“Got a mind full of TNT/Need a lunatic just like me” is the first couplet on leadoff track “Criminal”. Miguel sings it over a sustained strum, which drifts placidly upward, then switches back on itself: despite references to Columbine, 9/11 and the California code for involuntary confinement, he’s untroubled. The crisply flanged “Banana Clip” finds Miguel driving his love around, an M16 at the ready, “Korean missiles in the sky”. “It’s like I’m trigger happy,” he marvels, before tearing off some mirthless laughter. He raises the stakes on the stunning infidelity narrative “City of Angels”: fighter jets battle spacecraft while he’s holed up with a sidepiece, ignoring his girl’s texts. Toms boom over blunted guitar fuzz; the story ends with the singer – the last man alive in Los Angeles – scouring the wreckage for his lover.

For all this rendered chaos, Miguel’s resisted calling this his “woke” album. (As the son of a Mexican immigrant and a black woman, it’s hard to imagine what kind of awakening he could possibly undertake.) Nevertheless, what’s striking about War & Leisure is the degree to which he’s trailed by – and internalizes – destruction. The Raphael Saadiq co-write “Wolf” makes ravaging its central concern: clipped throwback-soul arpeggios alternate with drum detonations, while Miguel swallows his hoary metaphor (“you say you want it big and bad, baby”) whole. He’s joined for a moment by the light-stepping R&B newcomer Quiñ; you can’t hear her over the growls of his stomach. On the triumphal fade of “Sky Walker,” he keeps begging his friends to fight the cousin of death; guest Travis Scott passes a cup to his girl as he mentions his near-overdose.
But the most audacious meeting of Eros and Ares occurs on penultimate track “Anointed”. Guitars scrape like nails on a back; hisses mimic the steady intake of breath. “Come to me,” Miguel moans, “I’m your rod/Death and resurrection”. He and his lover assume new roles with dizzying speed: they are supplicants and priests and deities, they are infirm and renewed. On the squelchfunk jam “Told You So,” he croons that “every pleasure you taste has its price,” but for four slow-burning minutes, “Anointed” gleefully pays the cost.
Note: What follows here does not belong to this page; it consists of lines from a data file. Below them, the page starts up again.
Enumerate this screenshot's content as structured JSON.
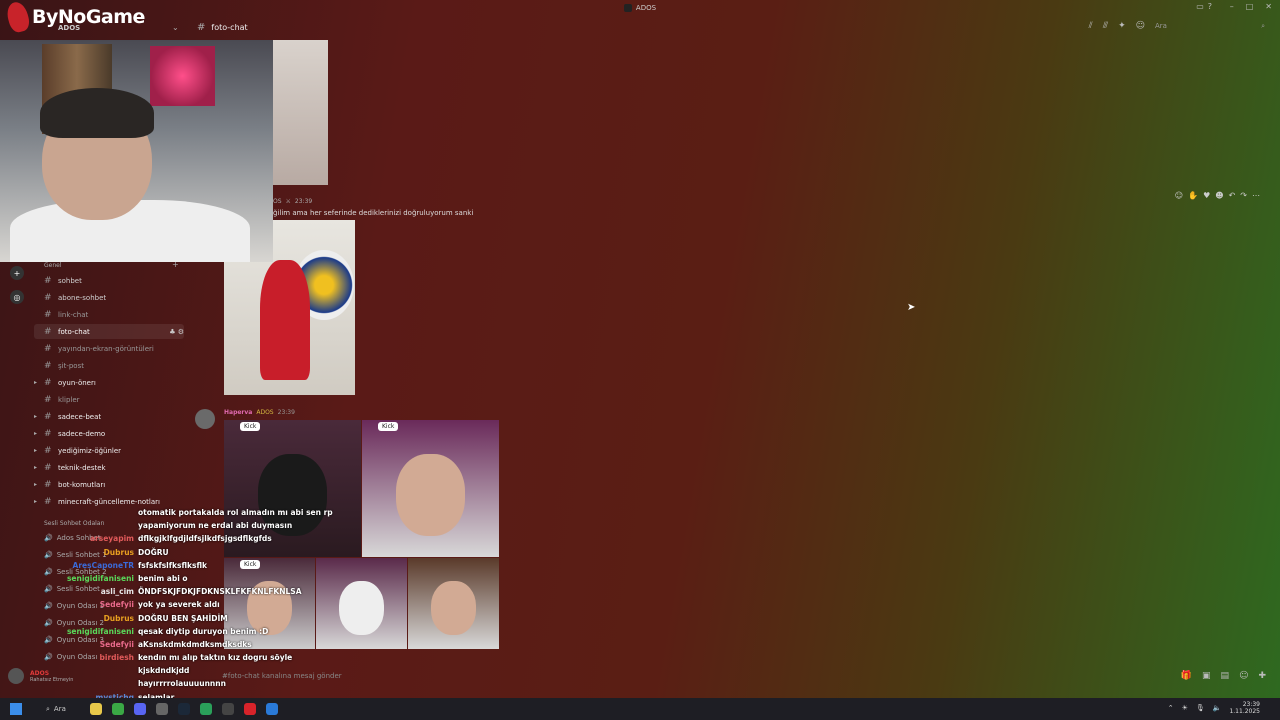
{
  "window": {
    "title": "ADOS"
  },
  "stream": {
    "logo_text": "ByNoGame"
  },
  "server": {
    "name": "ADOS"
  },
  "header": {
    "channel": "foto-chat",
    "search_placeholder": "Ara"
  },
  "messages": {
    "m1": {
      "role": "OS",
      "time": "23:39",
      "text": "ğilim ama her seferinde dediklerinizi doğruluyorum sanki"
    },
    "m2": {
      "author": "Haperva",
      "role": "ADOS",
      "time": "23:39",
      "kick_label": "Kick"
    }
  },
  "sidebar": {
    "category": "Genel",
    "channels": [
      {
        "name": "sohbet"
      },
      {
        "name": "abone-sohbet"
      },
      {
        "name": "link-chat"
      },
      {
        "name": "foto-chat"
      },
      {
        "name": "yayından-ekran-görüntüleri"
      },
      {
        "name": "şit-post"
      },
      {
        "name": "oyun-önerı"
      },
      {
        "name": "klipler"
      },
      {
        "name": "sadece-beat"
      },
      {
        "name": "sadece-demo"
      },
      {
        "name": "yediğimiz-öğünler"
      },
      {
        "name": "teknik-destek"
      },
      {
        "name": "bot-komutları"
      },
      {
        "name": "minecraft-güncelleme-notları"
      }
    ],
    "voice_category": "Sesli Sohbet Odaları",
    "voice_channels": [
      {
        "name": "Ados Sohbet"
      },
      {
        "name": "Sesli Sohbet 1"
      },
      {
        "name": "Sesli Sohbet 2"
      },
      {
        "name": "Sesli Sohbet"
      },
      {
        "name": "Oyun Odası 1"
      },
      {
        "name": "Oyun Odası 2"
      },
      {
        "name": "Oyun Odası 3"
      },
      {
        "name": "Oyun Odası"
      }
    ]
  },
  "chat_overlay": [
    {
      "user": "",
      "color": "#c84444",
      "text": "otomatik portakalda rol almadın mı abi sen rp"
    },
    {
      "user": "",
      "color": "#c84444",
      "text": "yapamiyorum ne erdal abi duymasın"
    },
    {
      "user": "arseyapim",
      "color": "#e05a5a",
      "text": "dflkgjklfgdjldfsjlkdfsjgsdflkgfds"
    },
    {
      "user": "Dubrus",
      "color": "#e8a020",
      "text": "DOĞRU"
    },
    {
      "user": "AresCaponeTR",
      "color": "#3a6ad8",
      "text": "fsfskfslfksflksflk"
    },
    {
      "user": "senigidifaniseni",
      "color": "#5ad85a",
      "text": "benim abi o"
    },
    {
      "user": "asli_cim",
      "color": "#e8e8e8",
      "text": "ÖNDFSKJFDKJFDKNSKLFKFKNLFKNLSA"
    },
    {
      "user": "Sedefyii",
      "color": "#e86a8a",
      "text": "yok ya severek aldı"
    },
    {
      "user": "Dubrus",
      "color": "#e8a020",
      "text": "DOĞRU BEN ŞAHİDİM"
    },
    {
      "user": "senigidifaniseni",
      "color": "#5ad85a",
      "text": "qesak diytip duruyon benim :D"
    },
    {
      "user": "Sedefyii",
      "color": "#e86a8a",
      "text": "aKsnskdmkdmdksmdksdks"
    },
    {
      "user": "birdiesh",
      "color": "#e05a5a",
      "text": "kendın mı alıp taktın kız dogru söyle"
    },
    {
      "user": "",
      "color": "#c84444",
      "text": "kjskdndkjdd"
    },
    {
      "user": "",
      "color": "#c84444",
      "text": "hayırrrrolauuuunnnn"
    },
    {
      "user": "mystichg",
      "color": "#5a8ad8",
      "text": "selamlar"
    }
  ],
  "composer": {
    "placeholder": "#foto-chat kanalına mesaj gönder"
  },
  "user_panel": {
    "name": "ADOS",
    "status": "Rahatsız Etmeyin"
  },
  "taskbar": {
    "search": "Ara",
    "time": "23:39",
    "date": "1.11.2025"
  },
  "colors": {
    "accent": "#e06ab0",
    "brand": "#c8232a"
  }
}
In lesser hands, all this weight could feel leaden. But Miguel remains a craftsman, and leisure gets its due. “Pineapple Skies” (the closest thing the album has to a sure hit) is a windswept devotional in the “Adorn” mode, right down to the whoops. The high-stepping dance-rock cut “Caramelo Duro” (featuring newly-minted Grammy nominee Kali Uchis) is a bilingual disco built with sugar walls. And though J. Cole’s feature on the D’Angelo pastiche “Come Through and Chill” references NFL player protests and murderous cops, it’s in service of inviting someone over to clear his mind. It’s only on the closer “Now” – a spare, deliberate power ballad until its thumping final third – that the outside world fights Miguel to a draw. He starts by addressing the “CEO of the free world”; as if realizing the futility of the effort, he turns his eye to us. “We can work together,” he pleads, “We only suffer what we allow”. He mentions Flint and Puerto Rico, Standing Rock and Houston; the emotion strains him, and you can hear Marvin every time he rocks back on his heels. But if the last year has taught us anything, it’s that searching for better angels over the shoulders of the gods of war is an asymmetrical tactic. Miguel’s personal quest for peace resonates loudest.